▶ What you have to do
Only the pictures should be left out; write out all other data exactly.

=== Records for the exercise ===

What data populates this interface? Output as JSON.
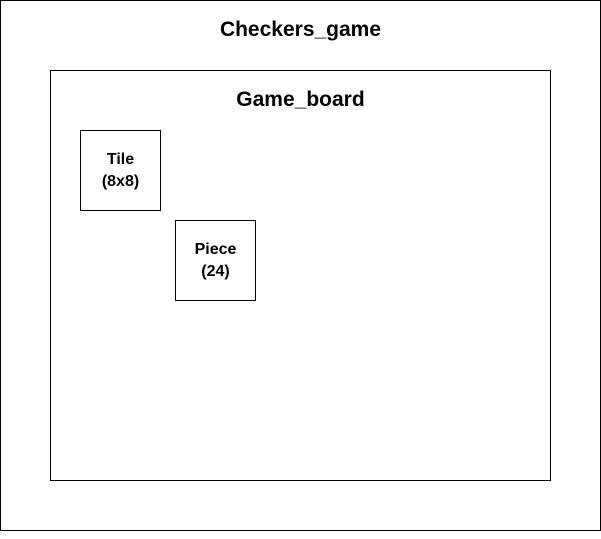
{
  "diagram": {
    "outer": {
      "label": "Checkers_game"
    },
    "inner": {
      "label": "Game_board"
    },
    "tile": {
      "name": "Tile",
      "count": "(8x8)"
    },
    "piece": {
      "name": "Piece",
      "count": "(24)"
    }
  }
}
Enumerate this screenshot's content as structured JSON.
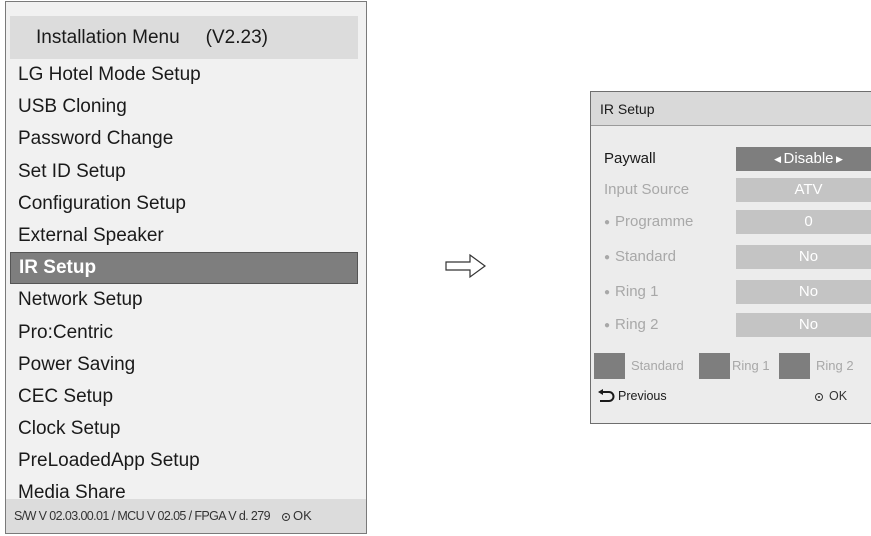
{
  "installation_menu": {
    "title": "Installation Menu",
    "version": "(V2.23)",
    "items": [
      {
        "label": "LG Hotel Mode Setup"
      },
      {
        "label": "USB Cloning"
      },
      {
        "label": "Password Change"
      },
      {
        "label": "Set ID Setup"
      },
      {
        "label": "Configuration Setup"
      },
      {
        "label": "External Speaker"
      },
      {
        "label": "IR Setup",
        "selected": true
      },
      {
        "label": "Network Setup"
      },
      {
        "label": "Pro:Centric"
      },
      {
        "label": "Power Saving"
      },
      {
        "label": "CEC Setup"
      },
      {
        "label": "Clock Setup"
      },
      {
        "label": "PreLoadedApp Setup"
      },
      {
        "label": "Media Share"
      }
    ],
    "footer_version": "S/W V 02.03.00.01 / MCU V 02.05 / FPGA V d. 279",
    "footer_ok": "OK"
  },
  "ir_setup": {
    "title": "IR Setup",
    "rows": [
      {
        "label": "Paywall",
        "value": "Disable",
        "active": true,
        "bullet": false
      },
      {
        "label": "Input Source",
        "value": "ATV",
        "active": false,
        "bullet": false
      },
      {
        "label": "Programme",
        "value": "0",
        "active": false,
        "bullet": true
      },
      {
        "label": "Standard",
        "value": "No",
        "active": false,
        "bullet": true
      },
      {
        "label": "Ring 1",
        "value": "No",
        "active": false,
        "bullet": true
      },
      {
        "label": "Ring 2",
        "value": "No",
        "active": false,
        "bullet": true
      }
    ],
    "legend": {
      "standard": "Standard",
      "ring1": "Ring 1",
      "ring2": "Ring 2"
    },
    "nav": {
      "previous": "Previous",
      "ok": "OK"
    },
    "icons": {
      "previous": "return-arrow-icon",
      "ok": "ok-dot-icon",
      "arrow": "right-arrow-icon"
    }
  },
  "colors": {
    "selected_bg": "#7e7e7e",
    "panel_bg": "#ececec",
    "disabled_value_bg": "#c4c4c4",
    "disabled_text": "#a8a8a8"
  }
}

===

▶ Answer to the problem
What data populates this interface? Output as JSON.
{
  "diagram": {
    "outer": {
      "label": "Checkers_game"
    },
    "inner": {
      "label": "Game_board"
    },
    "tile": {
      "name": "Tile",
      "count": "(8x8)"
    },
    "piece": {
      "name": "Piece",
      "count": "(24)"
    }
  }
}
Enumerate this screenshot's content as structured JSON.
{
  "installation_menu": {
    "title": "Installation Menu",
    "version": "(V2.23)",
    "items": [
      {
        "label": "LG Hotel Mode Setup"
      },
      {
        "label": "USB Cloning"
      },
      {
        "label": "Password Change"
      },
      {
        "label": "Set ID Setup"
      },
      {
        "label": "Configuration Setup"
      },
      {
        "label": "External Speaker"
      },
      {
        "label": "IR Setup",
        "selected": true
      },
      {
        "label": "Network Setup"
      },
      {
        "label": "Pro:Centric"
      },
      {
        "label": "Power Saving"
      },
      {
        "label": "CEC Setup"
      },
      {
        "label": "Clock Setup"
      },
      {
        "label": "PreLoadedApp Setup"
      },
      {
        "label": "Media Share"
      }
    ],
    "footer_version": "S/W V 02.03.00.01 / MCU V 02.05 / FPGA V d. 279",
    "footer_ok": "OK"
  },
  "ir_setup": {
    "title": "IR Setup",
    "rows": [
      {
        "label": "Paywall",
        "value": "Disable",
        "active": true,
        "bullet": false
      },
      {
        "label": "Input Source",
        "value": "ATV",
        "active": false,
        "bullet": false
      },
      {
        "label": "Programme",
        "value": "0",
        "active": false,
        "bullet": true
      },
      {
        "label": "Standard",
        "value": "No",
        "active": false,
        "bullet": true
      },
      {
        "label": "Ring 1",
        "value": "No",
        "active": false,
        "bullet": true
      },
      {
        "label": "Ring 2",
        "value": "No",
        "active": false,
        "bullet": true
      }
    ],
    "legend": {
      "standard": "Standard",
      "ring1": "Ring 1",
      "ring2": "Ring 2"
    },
    "nav": {
      "previous": "Previous",
      "ok": "OK"
    },
    "icons": {
      "previous": "return-arrow-icon",
      "ok": "ok-dot-icon",
      "arrow": "right-arrow-icon"
    }
  },
  "colors": {
    "selected_bg": "#7e7e7e",
    "panel_bg": "#ececec",
    "disabled_value_bg": "#c4c4c4",
    "disabled_text": "#a8a8a8"
  }
}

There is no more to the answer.